**TASK DETAILS**: Please output every record exactly, keeping each line as it is.

[Entries from a dataset of interfaces]
------------------------------------------------------------------------

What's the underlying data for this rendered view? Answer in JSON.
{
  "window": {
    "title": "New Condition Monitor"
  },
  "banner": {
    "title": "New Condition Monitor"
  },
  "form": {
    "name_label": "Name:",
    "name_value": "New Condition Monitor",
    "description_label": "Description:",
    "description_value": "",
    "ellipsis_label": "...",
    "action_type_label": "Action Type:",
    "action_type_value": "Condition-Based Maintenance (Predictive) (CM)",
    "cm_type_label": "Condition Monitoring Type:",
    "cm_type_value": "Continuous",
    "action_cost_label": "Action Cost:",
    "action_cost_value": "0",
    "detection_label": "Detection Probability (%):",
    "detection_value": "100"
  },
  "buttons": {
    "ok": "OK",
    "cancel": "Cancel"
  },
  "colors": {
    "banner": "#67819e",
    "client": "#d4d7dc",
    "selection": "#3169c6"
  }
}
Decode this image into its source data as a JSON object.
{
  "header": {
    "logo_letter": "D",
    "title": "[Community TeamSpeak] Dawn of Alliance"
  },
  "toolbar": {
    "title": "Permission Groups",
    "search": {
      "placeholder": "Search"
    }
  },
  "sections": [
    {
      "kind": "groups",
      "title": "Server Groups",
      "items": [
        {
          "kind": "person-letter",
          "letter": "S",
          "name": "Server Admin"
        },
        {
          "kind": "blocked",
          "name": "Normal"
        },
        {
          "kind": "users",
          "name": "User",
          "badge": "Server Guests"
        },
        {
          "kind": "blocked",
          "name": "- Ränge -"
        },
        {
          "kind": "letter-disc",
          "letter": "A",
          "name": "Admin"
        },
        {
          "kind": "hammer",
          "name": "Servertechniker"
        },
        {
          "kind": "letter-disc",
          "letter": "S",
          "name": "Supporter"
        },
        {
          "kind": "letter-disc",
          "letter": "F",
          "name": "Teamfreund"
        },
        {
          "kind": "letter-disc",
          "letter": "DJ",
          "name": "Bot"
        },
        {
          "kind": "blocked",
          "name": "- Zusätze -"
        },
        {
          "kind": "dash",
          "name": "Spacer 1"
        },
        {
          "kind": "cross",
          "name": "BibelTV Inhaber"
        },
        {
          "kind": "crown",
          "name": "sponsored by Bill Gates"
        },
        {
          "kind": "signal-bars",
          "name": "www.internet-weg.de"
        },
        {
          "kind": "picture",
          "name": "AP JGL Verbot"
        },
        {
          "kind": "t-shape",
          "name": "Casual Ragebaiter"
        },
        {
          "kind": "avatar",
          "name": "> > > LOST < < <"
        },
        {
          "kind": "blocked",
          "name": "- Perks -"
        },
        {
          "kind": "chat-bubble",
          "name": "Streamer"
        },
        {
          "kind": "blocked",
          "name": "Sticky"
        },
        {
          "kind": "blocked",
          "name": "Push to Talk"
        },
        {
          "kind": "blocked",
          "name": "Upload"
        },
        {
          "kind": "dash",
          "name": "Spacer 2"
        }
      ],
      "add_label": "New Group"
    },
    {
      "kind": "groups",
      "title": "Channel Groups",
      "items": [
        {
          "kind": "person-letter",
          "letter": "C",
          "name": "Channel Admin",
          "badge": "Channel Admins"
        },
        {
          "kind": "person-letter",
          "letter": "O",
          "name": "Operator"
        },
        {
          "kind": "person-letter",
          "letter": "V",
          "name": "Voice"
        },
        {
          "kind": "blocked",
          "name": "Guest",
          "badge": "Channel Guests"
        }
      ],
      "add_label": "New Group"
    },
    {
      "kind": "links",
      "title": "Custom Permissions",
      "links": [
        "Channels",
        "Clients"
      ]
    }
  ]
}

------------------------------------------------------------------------

**WRITTEN ANSWER**:
What's the underlying data for this rendered view? Answer in JSON.
{
  "window": {
    "title": "New Condition Monitor"
  },
  "banner": {
    "title": "New Condition Monitor"
  },
  "form": {
    "name_label": "Name:",
    "name_value": "New Condition Monitor",
    "description_label": "Description:",
    "description_value": "",
    "ellipsis_label": "...",
    "action_type_label": "Action Type:",
    "action_type_value": "Condition-Based Maintenance (Predictive) (CM)",
    "cm_type_label": "Condition Monitoring Type:",
    "cm_type_value": "Continuous",
    "action_cost_label": "Action Cost:",
    "action_cost_value": "0",
    "detection_label": "Detection Probability (%):",
    "detection_value": "100"
  },
  "buttons": {
    "ok": "OK",
    "cancel": "Cancel"
  },
  "colors": {
    "banner": "#67819e",
    "client": "#d4d7dc",
    "selection": "#3169c6"
  }
}
Decode this image into its source data as a JSON object.
{
  "header": {
    "logo_letter": "D",
    "title": "[Community TeamSpeak] Dawn of Alliance"
  },
  "toolbar": {
    "title": "Permission Groups",
    "search": {
      "placeholder": "Search"
    }
  },
  "sections": [
    {
      "kind": "groups",
      "title": "Server Groups",
      "items": [
        {
          "kind": "person-letter",
          "letter": "S",
          "name": "Server Admin"
        },
        {
          "kind": "blocked",
          "name": "Normal"
        },
        {
          "kind": "users",
          "name": "User",
          "badge": "Server Guests"
        },
        {
          "kind": "blocked",
          "name": "- Ränge -"
        },
        {
          "kind": "letter-disc",
          "letter": "A",
          "name": "Admin"
        },
        {
          "kind": "hammer",
          "name": "Servertechniker"
        },
        {
          "kind": "letter-disc",
          "letter": "S",
          "name": "Supporter"
        },
        {
          "kind": "letter-disc",
          "letter": "F",
          "name": "Teamfreund"
        },
        {
          "kind": "letter-disc",
          "letter": "DJ",
          "name": "Bot"
        },
        {
          "kind": "blocked",
          "name": "- Zusätze -"
        },
        {
          "kind": "dash",
          "name": "Spacer 1"
        },
        {
          "kind": "cross",
          "name": "BibelTV Inhaber"
        },
        {
          "kind": "crown",
          "name": "sponsored by Bill Gates"
        },
        {
          "kind": "signal-bars",
          "name": "www.internet-weg.de"
        },
        {
          "kind": "picture",
          "name": "AP JGL Verbot"
        },
        {
          "kind": "t-shape",
          "name": "Casual Ragebaiter"
        },
        {
          "kind": "avatar",
          "name": "> > > LOST < < <"
        },
        {
          "kind": "blocked",
          "name": "- Perks -"
        },
        {
          "kind": "chat-bubble",
          "name": "Streamer"
        },
        {
          "kind": "blocked",
          "name": "Sticky"
        },
        {
          "kind": "blocked",
          "name": "Push to Talk"
        },
        {
          "kind": "blocked",
          "name": "Upload"
        },
        {
          "kind": "dash",
          "name": "Spacer 2"
        }
      ],
      "add_label": "New Group"
    },
    {
      "kind": "groups",
      "title": "Channel Groups",
      "items": [
        {
          "kind": "person-letter",
          "letter": "C",
          "name": "Channel Admin",
          "badge": "Channel Admins"
        },
        {
          "kind": "person-letter",
          "letter": "O",
          "name": "Operator"
        },
        {
          "kind": "person-letter",
          "letter": "V",
          "name": "Voice"
        },
        {
          "kind": "blocked",
          "name": "Guest",
          "badge": "Channel Guests"
        }
      ],
      "add_label": "New Group"
    },
    {
      "kind": "links",
      "title": "Custom Permissions",
      "links": [
        "Channels",
        "Clients"
      ]
    }
  ]
}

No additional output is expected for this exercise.